During the homebrewing process, a primary carboy is used for fermentation. Once primary fermentation is complete, the beer is either transferred to a secondary carboy for conditioning or it can be transferred directly to bottles for conditioning. (This process of transferring is usually called racking.)
Polypropylene carboys are also commonly used in laboratories to transfer purified water. They are typically filled at the top and have a spigot at the bottom for dispensing.
Carboys come in various volumes ranging from 1 gallon to 6.5 gallons (4 to 25 litres). The term carboy used on its own will generally refer to a 5 gallon (22.5 litre) carboy, unless otherwise noted. A one gallon carboy is usually called a jug. A 15 gallon carboy is often called a demijohn (in the Philippines, "dama juana"). "Demijohn" is an old word that formerly referred to any glass vessel with a large body and small neck, enclosed in wickerwork. The word is said to derive from the name of a Persian town, Damaghan, but this is not supported by any historical evidence. According to The Oxford English Dictionary the word comes from the French dame-jeanne, literally "Lady Jane", as a popular appellation.
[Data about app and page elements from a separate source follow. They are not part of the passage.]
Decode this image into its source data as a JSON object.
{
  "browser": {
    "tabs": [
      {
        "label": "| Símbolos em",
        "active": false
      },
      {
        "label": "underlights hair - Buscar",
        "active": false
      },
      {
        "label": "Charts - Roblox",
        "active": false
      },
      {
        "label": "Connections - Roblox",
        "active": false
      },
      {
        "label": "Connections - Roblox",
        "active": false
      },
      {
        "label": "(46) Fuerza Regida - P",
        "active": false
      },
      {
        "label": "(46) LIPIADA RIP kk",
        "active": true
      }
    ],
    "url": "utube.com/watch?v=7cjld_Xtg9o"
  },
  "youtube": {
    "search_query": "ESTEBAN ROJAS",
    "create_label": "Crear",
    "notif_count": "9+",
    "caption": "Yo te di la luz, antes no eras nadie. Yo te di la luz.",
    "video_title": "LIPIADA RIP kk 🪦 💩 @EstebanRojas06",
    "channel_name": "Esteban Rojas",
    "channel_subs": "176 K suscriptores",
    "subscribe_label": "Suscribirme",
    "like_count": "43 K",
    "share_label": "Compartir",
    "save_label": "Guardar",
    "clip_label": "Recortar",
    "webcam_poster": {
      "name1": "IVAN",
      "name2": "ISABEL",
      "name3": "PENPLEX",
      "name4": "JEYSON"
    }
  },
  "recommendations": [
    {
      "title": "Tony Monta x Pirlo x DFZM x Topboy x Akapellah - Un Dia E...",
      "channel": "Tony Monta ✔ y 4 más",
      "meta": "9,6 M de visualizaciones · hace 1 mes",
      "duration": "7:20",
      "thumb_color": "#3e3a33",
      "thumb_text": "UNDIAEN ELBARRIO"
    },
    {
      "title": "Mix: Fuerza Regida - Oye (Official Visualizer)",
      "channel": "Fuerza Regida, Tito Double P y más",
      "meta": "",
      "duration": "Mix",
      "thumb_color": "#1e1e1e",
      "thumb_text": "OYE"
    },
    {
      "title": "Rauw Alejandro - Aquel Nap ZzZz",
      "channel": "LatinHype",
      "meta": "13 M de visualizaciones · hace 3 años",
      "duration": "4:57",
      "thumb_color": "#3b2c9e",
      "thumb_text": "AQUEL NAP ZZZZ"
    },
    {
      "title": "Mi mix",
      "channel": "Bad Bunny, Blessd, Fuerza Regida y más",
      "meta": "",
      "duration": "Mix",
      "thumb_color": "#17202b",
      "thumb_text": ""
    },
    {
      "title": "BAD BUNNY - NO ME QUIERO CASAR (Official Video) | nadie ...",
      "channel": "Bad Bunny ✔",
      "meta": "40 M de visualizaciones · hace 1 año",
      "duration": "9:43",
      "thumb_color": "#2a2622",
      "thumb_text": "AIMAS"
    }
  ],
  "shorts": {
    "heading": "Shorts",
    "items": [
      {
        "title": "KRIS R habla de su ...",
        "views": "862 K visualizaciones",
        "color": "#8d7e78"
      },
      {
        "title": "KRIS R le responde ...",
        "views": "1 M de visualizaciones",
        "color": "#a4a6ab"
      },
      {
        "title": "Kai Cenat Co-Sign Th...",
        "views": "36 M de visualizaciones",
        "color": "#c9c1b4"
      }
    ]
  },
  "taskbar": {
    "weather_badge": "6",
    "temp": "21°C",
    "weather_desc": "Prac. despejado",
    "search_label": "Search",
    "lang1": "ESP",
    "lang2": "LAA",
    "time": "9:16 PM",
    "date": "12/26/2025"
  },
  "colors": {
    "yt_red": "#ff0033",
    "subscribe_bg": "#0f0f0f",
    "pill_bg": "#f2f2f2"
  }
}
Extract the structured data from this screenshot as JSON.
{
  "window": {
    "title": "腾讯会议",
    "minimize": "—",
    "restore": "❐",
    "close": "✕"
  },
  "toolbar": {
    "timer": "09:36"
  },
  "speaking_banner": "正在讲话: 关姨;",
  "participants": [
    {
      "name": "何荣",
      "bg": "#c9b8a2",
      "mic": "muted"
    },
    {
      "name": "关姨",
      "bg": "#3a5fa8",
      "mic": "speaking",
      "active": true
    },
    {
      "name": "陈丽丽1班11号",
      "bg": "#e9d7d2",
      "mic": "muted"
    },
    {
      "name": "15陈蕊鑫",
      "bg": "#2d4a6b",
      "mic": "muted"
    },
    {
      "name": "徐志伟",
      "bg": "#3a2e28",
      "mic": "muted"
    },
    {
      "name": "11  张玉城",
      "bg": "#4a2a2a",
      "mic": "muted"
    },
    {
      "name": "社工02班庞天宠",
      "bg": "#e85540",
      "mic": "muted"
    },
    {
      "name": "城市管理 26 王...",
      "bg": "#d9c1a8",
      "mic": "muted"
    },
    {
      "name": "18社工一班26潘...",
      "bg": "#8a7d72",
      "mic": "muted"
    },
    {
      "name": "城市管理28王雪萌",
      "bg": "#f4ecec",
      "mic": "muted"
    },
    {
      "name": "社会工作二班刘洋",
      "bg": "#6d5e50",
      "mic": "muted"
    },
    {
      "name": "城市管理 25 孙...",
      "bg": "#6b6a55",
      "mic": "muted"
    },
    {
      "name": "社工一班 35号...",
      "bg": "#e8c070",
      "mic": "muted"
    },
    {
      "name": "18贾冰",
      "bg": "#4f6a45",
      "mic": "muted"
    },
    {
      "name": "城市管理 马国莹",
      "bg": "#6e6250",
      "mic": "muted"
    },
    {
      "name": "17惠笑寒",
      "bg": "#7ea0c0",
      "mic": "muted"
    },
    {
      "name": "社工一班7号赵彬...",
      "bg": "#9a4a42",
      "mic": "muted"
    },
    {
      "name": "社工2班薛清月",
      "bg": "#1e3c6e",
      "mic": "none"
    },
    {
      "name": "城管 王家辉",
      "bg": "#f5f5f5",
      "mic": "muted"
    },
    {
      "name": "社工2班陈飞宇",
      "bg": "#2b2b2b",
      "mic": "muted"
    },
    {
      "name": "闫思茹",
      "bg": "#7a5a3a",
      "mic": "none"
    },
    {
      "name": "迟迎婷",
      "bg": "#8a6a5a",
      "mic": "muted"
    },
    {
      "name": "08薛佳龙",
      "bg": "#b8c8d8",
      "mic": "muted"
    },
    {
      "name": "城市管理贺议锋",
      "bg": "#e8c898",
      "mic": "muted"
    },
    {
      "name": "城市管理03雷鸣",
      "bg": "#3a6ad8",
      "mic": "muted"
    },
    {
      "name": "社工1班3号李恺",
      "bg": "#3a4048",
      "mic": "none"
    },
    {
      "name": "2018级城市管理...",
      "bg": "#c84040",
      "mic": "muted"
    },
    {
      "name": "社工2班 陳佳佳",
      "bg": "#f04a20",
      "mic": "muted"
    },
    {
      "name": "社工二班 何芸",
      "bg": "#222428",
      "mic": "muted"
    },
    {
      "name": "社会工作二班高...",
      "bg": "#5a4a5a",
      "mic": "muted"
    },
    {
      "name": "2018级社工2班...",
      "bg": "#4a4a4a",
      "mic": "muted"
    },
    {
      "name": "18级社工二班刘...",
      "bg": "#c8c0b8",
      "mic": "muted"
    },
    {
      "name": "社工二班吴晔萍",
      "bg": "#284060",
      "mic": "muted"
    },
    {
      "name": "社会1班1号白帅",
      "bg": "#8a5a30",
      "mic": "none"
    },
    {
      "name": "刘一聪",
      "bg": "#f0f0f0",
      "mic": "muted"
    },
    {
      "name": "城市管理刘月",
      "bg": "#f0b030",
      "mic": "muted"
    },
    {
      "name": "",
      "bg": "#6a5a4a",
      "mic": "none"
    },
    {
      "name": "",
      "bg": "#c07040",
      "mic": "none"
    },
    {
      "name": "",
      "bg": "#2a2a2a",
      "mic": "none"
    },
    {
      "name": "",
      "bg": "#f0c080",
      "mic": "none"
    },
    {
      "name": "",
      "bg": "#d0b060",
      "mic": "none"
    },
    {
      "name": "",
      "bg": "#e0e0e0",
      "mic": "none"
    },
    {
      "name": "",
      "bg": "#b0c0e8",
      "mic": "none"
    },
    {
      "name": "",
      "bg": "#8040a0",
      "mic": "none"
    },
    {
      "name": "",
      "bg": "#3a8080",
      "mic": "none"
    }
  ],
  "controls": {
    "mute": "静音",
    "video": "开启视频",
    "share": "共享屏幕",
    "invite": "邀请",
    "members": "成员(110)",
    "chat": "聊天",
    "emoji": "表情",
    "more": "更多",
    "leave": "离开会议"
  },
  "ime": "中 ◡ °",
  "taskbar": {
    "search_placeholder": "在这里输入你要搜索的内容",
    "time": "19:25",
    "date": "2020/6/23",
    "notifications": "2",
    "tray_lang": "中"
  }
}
This is in accordance with the historical evidence at present known, since the word occurred initially in France in the 17th century, and no earlier trace of it has been found elsewhere.
In Britain, demijohn refers to a one-gallon glass brewing vessel.
In Southeast U.S. slang, a demijohn jug, of any size, is referered to as a jimmyjohn.
The name is sometimes misspelled as "carboil" or "carble."